Following up on my post from last week on copyright status, here’s another tip on the use of smart collections to help you manage your catalog over time. In that post I mentioned what I call my “Catalog Dashboard,” which is simply a set of useful smart collections that track certain aspects of my catalog as it grows.



I named it with a leading underscore so that it stays at the top of my collections, and within it are a few sub-collection sets for organizational purposes. The copyright status smart collection is under the Metadata Data collection set, but the one I want to share today is all about file types. Lightroom supports JPG, TIF, PSD, DNG, (some) Video, and an ever-growing number of proprietary RAW formats.



There may also be variations within a given file type that are noteworthy, such as the bit depth of TIF or PSD files (larger bit depth suggests larger file sizes on disk)  or whether a DNG was created as lossy or lossless. Smart collections can be used to automatically gather up each of these file types to help you keep tabs on what’s happening in your catalog. For example, back before we had Lightroom’s merge to HDR it was popular to create 32-bit TIF files through Photoshop instead. Wouldn’t it be nice to track them all down and possibly redo them with the new merge to HDR to compare? Wouldn’t it be nice to see how many 16-bit TIF files created by sending copies to Photoshop are taking up hard drive space, and decide if you want to keep them? Perhaps you’d like to archive older RAW files as DNG to recover hard drive space? Maybe like me, you’ve imported a bunch of PNG screen captures that you no longer need? This set of collections is a long-term investment that costs just a few minutes to set up.
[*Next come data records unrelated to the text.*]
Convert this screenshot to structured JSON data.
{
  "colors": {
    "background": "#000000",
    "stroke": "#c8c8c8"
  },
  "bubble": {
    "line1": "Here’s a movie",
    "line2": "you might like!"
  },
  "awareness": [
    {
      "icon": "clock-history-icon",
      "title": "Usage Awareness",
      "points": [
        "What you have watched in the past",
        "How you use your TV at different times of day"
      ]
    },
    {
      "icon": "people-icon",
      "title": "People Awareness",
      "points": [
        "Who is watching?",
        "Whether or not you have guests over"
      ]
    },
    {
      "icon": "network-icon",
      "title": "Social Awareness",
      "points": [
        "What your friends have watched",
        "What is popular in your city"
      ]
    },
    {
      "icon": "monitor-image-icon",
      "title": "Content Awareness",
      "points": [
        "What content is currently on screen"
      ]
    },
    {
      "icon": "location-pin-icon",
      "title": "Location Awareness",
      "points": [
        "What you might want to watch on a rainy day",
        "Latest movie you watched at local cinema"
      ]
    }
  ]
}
I suggest keeping them organized in collection sets, but that’s up to you. Click the plus sign at the top of the Collections panel and choose Create Smart Collection to get started.
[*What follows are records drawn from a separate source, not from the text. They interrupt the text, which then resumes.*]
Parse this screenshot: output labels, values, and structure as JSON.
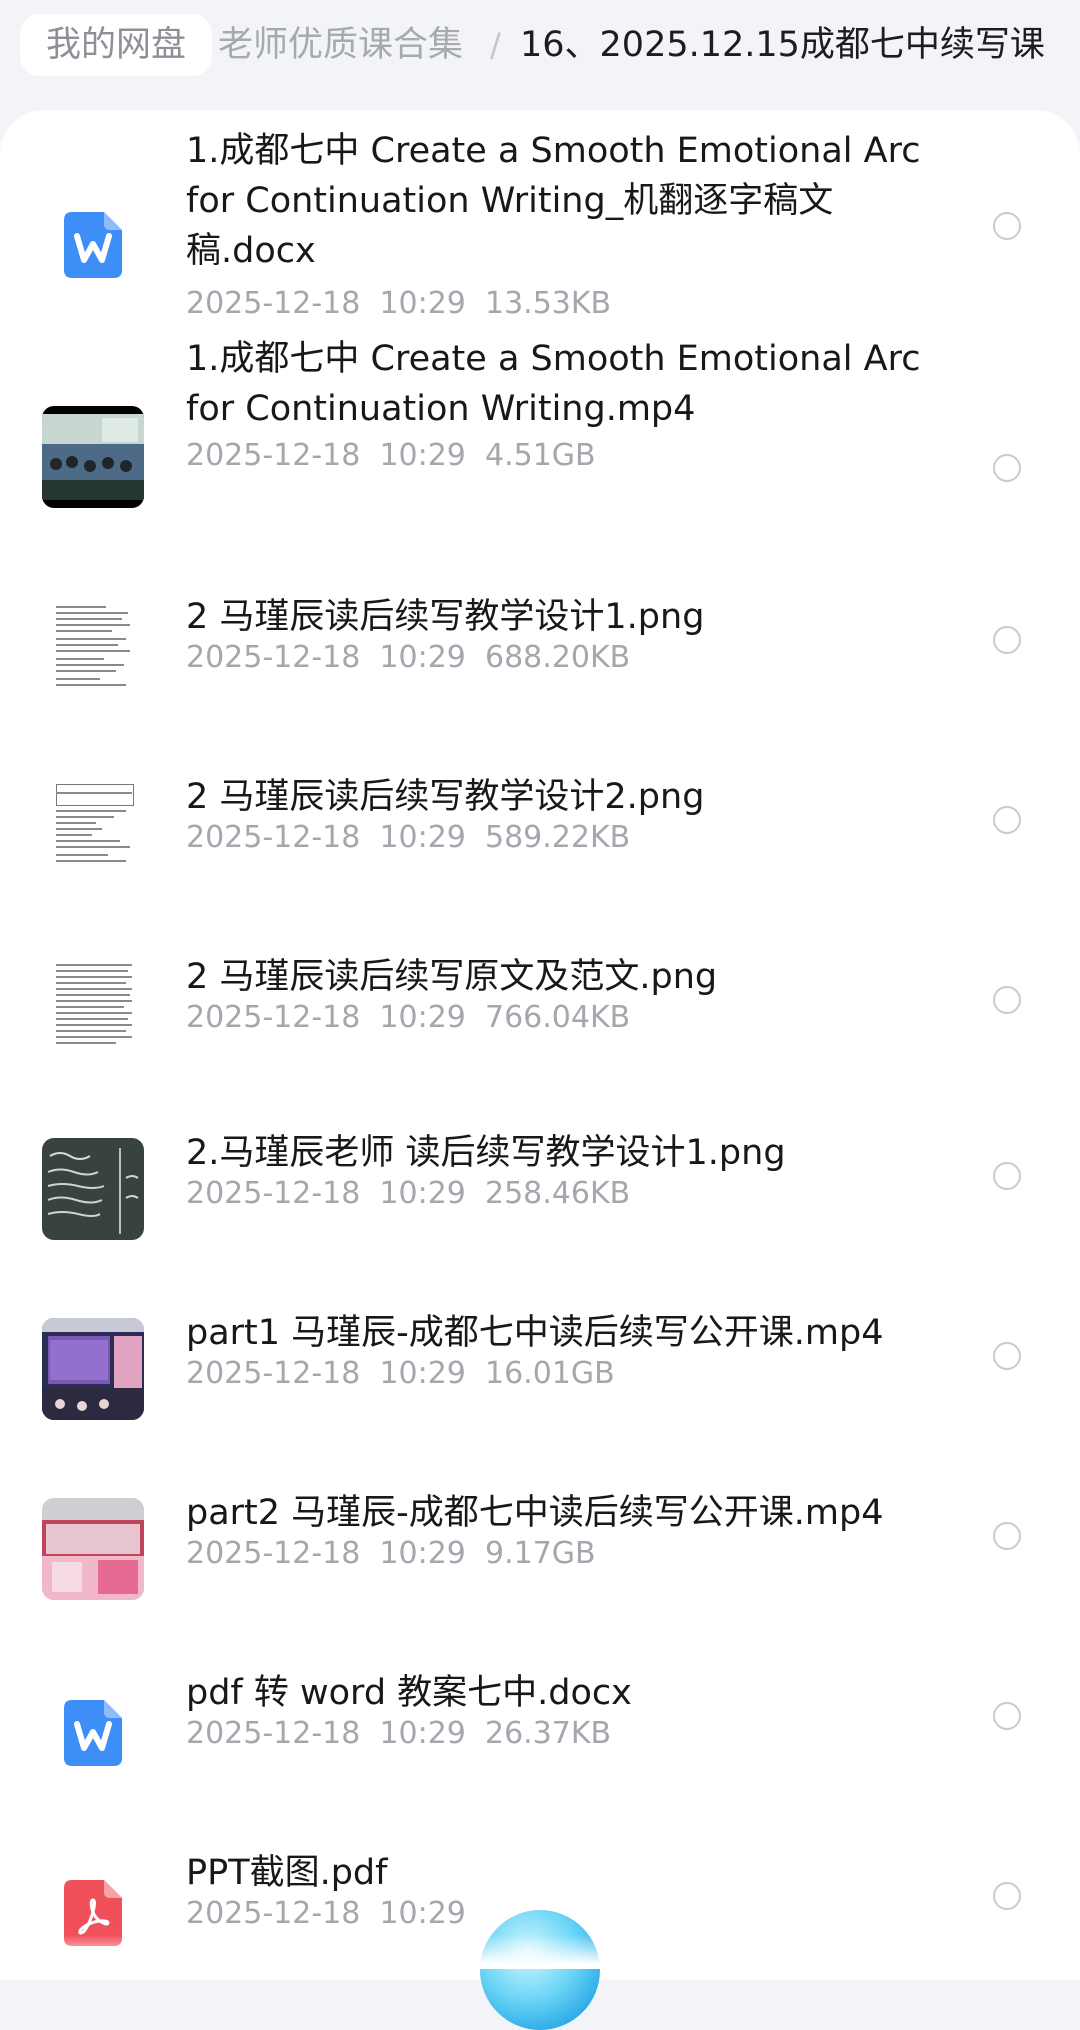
{
  "breadcrumb": {
    "home": "我的网盘",
    "parent": "老师优质课合集",
    "separator": "/",
    "current": "16、2025.12.15成都七中续写课"
  },
  "files": [
    {
      "name": "1.成都七中 Create a Smooth Emotional Arc for Continuation Writing_机翻逐字稿文稿.docx",
      "date": "2025-12-18",
      "time": "10:29",
      "size": "13.53KB",
      "icon": "word-file-icon"
    },
    {
      "name": "1.成都七中 Create a Smooth Emotional Arc for Continuation Writing.mp4",
      "date": "2025-12-18",
      "time": "10:29",
      "size": "4.51GB",
      "icon": "video-thumbnail"
    },
    {
      "name": "2 马瑾辰读后续写教学设计1.png",
      "date": "2025-12-18",
      "time": "10:29",
      "size": "688.20KB",
      "icon": "document-image-thumbnail"
    },
    {
      "name": "2 马瑾辰读后续写教学设计2.png",
      "date": "2025-12-18",
      "time": "10:29",
      "size": "589.22KB",
      "icon": "document-image-thumbnail"
    },
    {
      "name": "2 马瑾辰读后续写原文及范文.png",
      "date": "2025-12-18",
      "time": "10:29",
      "size": "766.04KB",
      "icon": "document-image-thumbnail"
    },
    {
      "name": "2.马瑾辰老师 读后续写教学设计1.png",
      "date": "2025-12-18",
      "time": "10:29",
      "size": "258.46KB",
      "icon": "blackboard-image-thumbnail"
    },
    {
      "name": "part1 马瑾辰-成都七中读后续写公开课.mp4",
      "date": "2025-12-18",
      "time": "10:29",
      "size": "16.01GB",
      "icon": "video-thumbnail"
    },
    {
      "name": "part2 马瑾辰-成都七中读后续写公开课.mp4",
      "date": "2025-12-18",
      "time": "10:29",
      "size": "9.17GB",
      "icon": "video-thumbnail"
    },
    {
      "name": "pdf 转 word 教案七中.docx",
      "date": "2025-12-18",
      "time": "10:29",
      "size": "26.37KB",
      "icon": "word-file-icon"
    },
    {
      "name": "PPT截图.pdf",
      "date": "2025-12-18",
      "time": "10:29",
      "size": "",
      "icon": "pdf-file-icon"
    }
  ],
  "colors": {
    "word": "#3d8ef7",
    "pdf": "#f0505a",
    "meta_text": "#a4a7ad"
  }
}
Give it a meaningful name, and then look for the File Type criteria under File Name / Type. From there, you can choose to set it to “is” and choose your file type from the list.



I suggest creating these smart collections one after the other because each time your open the Create Smart Collection dialog, it should open with the rules for the smart collection you just made, so it saves some clicks. You can of course add additional rules, such as bit depth (or whatever your needs dictate) to make these more targeted.
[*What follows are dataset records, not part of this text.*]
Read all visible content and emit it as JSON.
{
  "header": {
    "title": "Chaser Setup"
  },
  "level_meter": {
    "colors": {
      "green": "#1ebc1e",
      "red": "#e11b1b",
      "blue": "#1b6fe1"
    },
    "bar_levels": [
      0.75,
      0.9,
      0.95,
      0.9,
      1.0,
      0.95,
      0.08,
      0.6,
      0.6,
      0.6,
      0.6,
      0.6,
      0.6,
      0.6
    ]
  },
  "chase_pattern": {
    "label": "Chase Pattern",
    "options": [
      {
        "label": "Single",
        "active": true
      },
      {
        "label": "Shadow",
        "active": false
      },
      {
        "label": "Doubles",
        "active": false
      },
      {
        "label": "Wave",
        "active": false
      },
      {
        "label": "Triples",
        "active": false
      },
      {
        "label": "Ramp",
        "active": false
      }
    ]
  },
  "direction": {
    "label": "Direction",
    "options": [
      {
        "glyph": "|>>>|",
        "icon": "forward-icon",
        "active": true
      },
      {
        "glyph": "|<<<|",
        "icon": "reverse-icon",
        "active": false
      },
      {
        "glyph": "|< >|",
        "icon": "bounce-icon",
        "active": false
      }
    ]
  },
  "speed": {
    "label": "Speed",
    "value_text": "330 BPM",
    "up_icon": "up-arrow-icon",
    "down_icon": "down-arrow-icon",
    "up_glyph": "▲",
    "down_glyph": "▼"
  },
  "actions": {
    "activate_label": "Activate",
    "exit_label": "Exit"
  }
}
Beyond file types, I also made a smart collection to track how many smart previews have been created, as there is a separate criteria specifically for that purpose.

While you can’t delete from a smart collection, you can always Right-click a photo and choose Go to Folder in Library to switch to viewing it in its containing folder where you can delete it if needed. Hope that helps!